[Task requirements] Using the listing below, show all lines that hold the word "JSON".

[Data provided]
= Beginning of Section =

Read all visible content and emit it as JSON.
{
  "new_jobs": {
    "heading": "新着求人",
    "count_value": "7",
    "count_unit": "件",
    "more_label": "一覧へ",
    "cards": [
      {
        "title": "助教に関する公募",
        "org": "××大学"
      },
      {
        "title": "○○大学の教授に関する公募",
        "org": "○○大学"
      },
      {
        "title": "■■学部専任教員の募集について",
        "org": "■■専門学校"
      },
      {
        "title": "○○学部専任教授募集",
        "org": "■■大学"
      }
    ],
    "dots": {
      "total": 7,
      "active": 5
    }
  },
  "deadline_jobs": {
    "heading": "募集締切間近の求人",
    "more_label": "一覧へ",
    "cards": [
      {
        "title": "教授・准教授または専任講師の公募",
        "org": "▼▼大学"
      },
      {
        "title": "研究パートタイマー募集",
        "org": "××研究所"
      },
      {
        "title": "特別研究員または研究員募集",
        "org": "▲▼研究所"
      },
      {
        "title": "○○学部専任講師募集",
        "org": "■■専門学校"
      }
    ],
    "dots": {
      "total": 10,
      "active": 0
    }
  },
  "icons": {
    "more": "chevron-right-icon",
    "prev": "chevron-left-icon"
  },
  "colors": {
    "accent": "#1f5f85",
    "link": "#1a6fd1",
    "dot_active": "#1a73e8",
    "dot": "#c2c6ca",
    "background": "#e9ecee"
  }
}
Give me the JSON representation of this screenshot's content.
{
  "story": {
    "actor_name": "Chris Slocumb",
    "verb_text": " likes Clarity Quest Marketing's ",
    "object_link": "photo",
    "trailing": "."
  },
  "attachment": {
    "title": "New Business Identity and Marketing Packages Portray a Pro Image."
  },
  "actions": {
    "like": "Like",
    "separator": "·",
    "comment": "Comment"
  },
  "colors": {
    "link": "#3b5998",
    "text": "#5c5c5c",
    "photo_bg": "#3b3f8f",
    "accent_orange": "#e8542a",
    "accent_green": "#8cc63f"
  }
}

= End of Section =

[Exercise answer]
Read all visible content and emit it as JSON.
Give me the JSON representation of this screenshot's content.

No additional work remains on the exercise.